A look at how food gets to the dinner table and suggestions for how it can be done better.
Many Americans take for granted their regular trips to the grocery store. Shoppers may not be aware that 80 percent of the country's meat originates from four suppliers. In fact, they may not know that there are areas in the inner cities of America where grocery stores do not even exist. Hesterman, a longtime advocate of sustainable agriculture and the founder of Fair Food Network, writes that our food system is broken and will not be able to continue supporting the world population for much longer. The author's deft explanation of our current cultivation and consumption of food should have families moving away from their supermarket aisles and into farmers’ markets and community-supported agriculture programs. Hesterman urges much-needed change on the federal level, as well: “Moving from conscious consumers in our own homes to engaged citizens in our communities is the next step but…no matter how many of us decide to do this, the changes necessary to bring balance back into our food system will not happen without changes in public policy.” Guides and resources are included to help the average consumer source food locally, and the author also includes a breakdown of federal legislation and how it should be amended.

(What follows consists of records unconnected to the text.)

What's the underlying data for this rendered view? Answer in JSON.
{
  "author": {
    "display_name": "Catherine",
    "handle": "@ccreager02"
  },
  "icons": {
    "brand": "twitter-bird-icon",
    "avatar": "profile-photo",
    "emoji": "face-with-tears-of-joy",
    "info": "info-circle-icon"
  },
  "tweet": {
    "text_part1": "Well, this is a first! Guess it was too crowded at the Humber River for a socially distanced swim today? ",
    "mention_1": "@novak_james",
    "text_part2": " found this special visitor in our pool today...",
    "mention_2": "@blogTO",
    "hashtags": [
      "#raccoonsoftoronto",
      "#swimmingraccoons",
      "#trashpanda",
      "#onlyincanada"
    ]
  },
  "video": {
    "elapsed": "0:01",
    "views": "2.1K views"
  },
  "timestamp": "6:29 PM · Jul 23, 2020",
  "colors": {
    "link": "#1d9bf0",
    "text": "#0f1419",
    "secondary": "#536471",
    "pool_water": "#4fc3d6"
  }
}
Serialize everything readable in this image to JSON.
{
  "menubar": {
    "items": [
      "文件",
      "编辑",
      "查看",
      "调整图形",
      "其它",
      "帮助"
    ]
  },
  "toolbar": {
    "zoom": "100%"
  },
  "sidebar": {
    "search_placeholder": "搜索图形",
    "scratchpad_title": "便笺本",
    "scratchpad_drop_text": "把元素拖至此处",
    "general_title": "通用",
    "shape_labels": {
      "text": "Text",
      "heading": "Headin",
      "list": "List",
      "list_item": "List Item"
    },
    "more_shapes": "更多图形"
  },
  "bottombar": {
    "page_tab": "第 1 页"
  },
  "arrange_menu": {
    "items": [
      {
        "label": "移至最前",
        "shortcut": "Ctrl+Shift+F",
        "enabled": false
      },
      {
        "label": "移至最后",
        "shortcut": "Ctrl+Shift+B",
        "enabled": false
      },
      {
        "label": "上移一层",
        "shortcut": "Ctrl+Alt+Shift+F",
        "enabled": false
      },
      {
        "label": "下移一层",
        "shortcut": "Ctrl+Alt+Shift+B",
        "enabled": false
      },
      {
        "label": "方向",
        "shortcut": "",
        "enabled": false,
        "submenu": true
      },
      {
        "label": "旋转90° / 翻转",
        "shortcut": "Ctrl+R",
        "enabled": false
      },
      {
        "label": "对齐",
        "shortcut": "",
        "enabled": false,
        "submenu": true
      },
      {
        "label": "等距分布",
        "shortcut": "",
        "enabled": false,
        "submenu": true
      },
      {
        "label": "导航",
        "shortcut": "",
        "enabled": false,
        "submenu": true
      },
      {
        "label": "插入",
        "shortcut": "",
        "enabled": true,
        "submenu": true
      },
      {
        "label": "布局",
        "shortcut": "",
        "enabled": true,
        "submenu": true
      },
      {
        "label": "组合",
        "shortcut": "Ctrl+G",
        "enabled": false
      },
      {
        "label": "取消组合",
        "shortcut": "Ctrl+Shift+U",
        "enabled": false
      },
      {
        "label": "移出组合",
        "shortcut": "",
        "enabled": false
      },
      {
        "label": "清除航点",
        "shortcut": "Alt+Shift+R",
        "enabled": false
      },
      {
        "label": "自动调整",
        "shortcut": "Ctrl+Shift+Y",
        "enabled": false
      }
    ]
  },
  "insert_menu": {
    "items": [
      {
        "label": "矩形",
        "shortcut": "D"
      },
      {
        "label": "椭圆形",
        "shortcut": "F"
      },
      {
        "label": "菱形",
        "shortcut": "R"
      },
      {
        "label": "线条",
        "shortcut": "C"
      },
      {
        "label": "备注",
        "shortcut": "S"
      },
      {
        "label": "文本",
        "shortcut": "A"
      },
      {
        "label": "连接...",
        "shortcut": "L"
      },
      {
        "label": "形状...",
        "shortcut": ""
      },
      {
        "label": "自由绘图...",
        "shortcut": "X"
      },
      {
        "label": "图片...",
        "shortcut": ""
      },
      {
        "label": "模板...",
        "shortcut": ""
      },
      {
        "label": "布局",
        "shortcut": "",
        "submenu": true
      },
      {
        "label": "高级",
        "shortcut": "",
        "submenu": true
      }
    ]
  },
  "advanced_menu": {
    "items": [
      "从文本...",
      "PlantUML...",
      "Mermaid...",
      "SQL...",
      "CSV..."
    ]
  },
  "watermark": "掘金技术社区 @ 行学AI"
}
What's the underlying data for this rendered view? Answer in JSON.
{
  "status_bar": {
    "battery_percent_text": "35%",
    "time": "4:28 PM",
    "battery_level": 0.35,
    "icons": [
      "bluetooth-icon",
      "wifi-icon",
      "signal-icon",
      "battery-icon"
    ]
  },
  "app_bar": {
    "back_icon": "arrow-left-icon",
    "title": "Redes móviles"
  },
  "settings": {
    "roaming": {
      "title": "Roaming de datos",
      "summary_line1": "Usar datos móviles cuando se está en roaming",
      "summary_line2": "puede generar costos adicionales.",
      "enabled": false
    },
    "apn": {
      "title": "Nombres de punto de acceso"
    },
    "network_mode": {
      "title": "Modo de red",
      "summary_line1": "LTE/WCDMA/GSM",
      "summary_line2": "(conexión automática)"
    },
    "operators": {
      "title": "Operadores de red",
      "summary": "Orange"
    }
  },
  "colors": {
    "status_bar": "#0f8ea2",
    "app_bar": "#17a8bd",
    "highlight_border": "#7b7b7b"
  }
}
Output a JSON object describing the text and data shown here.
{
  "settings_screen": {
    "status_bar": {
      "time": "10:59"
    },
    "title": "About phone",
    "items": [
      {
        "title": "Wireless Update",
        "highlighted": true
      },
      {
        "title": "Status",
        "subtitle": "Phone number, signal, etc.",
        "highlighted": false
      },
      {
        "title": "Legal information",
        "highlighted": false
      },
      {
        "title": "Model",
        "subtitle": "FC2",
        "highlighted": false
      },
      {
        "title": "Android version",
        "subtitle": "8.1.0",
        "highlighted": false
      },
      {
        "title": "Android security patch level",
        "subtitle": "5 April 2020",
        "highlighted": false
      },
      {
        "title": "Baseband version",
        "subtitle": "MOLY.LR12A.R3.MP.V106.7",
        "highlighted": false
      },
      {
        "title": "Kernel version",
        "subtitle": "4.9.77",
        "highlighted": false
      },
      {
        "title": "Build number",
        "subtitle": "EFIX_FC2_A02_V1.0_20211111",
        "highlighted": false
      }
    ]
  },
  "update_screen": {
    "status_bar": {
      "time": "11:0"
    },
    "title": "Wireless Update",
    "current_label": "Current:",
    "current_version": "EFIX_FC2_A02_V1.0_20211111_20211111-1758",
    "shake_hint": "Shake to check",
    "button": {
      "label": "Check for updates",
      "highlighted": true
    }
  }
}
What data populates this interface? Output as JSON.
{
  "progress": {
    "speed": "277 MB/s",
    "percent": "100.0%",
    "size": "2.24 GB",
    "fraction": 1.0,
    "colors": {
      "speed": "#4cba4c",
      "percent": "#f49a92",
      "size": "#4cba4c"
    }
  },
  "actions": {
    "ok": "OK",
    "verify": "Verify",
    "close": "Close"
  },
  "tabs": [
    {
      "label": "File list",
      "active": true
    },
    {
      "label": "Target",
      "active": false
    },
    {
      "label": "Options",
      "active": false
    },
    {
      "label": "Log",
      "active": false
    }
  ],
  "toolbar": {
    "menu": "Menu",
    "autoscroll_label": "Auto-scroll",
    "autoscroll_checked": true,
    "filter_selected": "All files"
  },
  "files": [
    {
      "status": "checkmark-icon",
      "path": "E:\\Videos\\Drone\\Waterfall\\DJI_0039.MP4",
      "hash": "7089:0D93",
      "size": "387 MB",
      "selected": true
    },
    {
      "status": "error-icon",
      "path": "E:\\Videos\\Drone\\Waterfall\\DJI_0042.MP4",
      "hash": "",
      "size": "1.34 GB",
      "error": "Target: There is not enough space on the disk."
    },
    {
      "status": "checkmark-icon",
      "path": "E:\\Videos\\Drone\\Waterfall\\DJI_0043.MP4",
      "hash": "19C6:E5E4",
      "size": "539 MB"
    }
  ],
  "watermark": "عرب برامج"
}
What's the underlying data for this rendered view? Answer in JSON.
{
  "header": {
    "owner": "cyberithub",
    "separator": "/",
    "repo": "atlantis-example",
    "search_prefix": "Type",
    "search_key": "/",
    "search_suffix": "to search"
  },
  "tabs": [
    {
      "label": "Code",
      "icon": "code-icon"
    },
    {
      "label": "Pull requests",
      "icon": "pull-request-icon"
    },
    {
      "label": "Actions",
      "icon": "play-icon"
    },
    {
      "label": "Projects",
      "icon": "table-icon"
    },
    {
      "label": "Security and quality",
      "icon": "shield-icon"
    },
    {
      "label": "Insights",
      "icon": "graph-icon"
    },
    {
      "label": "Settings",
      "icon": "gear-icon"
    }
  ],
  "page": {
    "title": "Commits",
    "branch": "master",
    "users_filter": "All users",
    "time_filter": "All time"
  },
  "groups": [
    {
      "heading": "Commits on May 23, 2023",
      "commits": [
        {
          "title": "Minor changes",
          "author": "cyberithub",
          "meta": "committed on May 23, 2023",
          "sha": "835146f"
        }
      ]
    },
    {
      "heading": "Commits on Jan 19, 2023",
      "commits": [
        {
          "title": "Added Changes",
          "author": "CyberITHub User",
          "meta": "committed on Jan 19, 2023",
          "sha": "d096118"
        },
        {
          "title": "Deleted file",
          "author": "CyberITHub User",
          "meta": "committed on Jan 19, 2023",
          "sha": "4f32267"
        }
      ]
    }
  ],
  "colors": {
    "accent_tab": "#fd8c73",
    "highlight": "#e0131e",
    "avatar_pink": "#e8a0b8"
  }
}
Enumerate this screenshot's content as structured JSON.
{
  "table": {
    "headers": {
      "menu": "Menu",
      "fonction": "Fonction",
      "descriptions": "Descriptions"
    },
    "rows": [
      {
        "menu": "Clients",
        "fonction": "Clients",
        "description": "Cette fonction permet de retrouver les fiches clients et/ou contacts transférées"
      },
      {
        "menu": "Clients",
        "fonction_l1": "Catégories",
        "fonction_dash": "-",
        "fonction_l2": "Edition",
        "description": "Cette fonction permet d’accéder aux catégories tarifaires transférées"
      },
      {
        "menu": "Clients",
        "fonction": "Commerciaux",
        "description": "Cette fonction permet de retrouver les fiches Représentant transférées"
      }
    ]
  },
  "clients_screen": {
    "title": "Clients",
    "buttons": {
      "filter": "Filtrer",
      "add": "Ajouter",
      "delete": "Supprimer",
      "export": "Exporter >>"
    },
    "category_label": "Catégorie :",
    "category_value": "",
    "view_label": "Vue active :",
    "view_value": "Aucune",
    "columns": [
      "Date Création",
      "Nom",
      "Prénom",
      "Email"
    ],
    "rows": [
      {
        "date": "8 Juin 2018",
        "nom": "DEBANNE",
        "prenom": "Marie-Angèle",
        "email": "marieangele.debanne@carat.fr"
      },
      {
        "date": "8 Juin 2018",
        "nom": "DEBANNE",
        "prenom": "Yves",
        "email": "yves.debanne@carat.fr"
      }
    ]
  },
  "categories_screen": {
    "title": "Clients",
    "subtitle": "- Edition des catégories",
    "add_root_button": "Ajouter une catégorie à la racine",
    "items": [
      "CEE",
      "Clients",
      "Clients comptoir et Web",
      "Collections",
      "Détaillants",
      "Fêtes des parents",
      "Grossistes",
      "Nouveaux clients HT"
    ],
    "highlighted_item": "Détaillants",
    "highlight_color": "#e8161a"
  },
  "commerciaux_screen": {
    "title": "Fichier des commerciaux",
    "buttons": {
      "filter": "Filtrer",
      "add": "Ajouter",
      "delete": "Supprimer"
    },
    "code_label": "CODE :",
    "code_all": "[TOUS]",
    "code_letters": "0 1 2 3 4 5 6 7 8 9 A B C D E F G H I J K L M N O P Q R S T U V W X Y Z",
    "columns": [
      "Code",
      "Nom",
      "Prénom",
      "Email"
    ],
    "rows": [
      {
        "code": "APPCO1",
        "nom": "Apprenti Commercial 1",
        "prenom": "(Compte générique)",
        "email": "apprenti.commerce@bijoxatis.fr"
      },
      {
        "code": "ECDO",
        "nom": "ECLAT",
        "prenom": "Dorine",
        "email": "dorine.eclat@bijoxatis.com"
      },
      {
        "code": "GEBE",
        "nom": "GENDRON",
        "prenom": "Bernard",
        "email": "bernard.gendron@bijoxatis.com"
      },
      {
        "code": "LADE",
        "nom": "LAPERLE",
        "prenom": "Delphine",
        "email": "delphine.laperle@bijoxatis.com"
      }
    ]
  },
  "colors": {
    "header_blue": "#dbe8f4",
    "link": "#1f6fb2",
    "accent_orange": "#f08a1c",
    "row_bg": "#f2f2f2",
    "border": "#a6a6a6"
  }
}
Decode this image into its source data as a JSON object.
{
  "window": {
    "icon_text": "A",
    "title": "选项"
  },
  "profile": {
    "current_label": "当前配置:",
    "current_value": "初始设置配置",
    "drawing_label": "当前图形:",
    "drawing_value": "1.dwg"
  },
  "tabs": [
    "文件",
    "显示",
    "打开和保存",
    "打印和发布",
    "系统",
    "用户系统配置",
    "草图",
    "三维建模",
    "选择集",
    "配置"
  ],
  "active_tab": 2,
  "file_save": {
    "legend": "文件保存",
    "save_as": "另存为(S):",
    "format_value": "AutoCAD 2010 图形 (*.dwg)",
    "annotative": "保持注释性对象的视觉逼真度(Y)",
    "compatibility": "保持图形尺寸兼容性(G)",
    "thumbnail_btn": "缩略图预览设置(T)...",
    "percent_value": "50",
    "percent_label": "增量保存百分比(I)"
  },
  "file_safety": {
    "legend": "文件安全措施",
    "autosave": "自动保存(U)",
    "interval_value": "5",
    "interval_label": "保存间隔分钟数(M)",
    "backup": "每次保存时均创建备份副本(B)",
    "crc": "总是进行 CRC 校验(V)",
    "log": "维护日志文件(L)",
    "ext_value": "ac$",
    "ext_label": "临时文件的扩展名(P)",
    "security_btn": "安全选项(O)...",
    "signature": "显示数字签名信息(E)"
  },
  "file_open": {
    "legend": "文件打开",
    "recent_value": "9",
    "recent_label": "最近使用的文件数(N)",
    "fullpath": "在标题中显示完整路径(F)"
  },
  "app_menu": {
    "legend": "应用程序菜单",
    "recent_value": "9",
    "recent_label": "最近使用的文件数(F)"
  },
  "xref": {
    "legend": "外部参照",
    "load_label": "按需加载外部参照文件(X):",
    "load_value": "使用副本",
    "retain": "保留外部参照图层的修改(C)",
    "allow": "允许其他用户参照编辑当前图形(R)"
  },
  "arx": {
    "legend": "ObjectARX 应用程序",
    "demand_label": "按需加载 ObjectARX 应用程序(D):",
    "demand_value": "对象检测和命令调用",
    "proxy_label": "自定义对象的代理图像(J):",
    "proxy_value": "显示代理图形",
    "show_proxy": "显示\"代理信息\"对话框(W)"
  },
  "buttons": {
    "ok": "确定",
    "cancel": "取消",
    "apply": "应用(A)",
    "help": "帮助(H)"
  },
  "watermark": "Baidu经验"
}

A thorough, inspiring guide on how to restructure the food system for a long and healthy future, for consumers and legislators alike.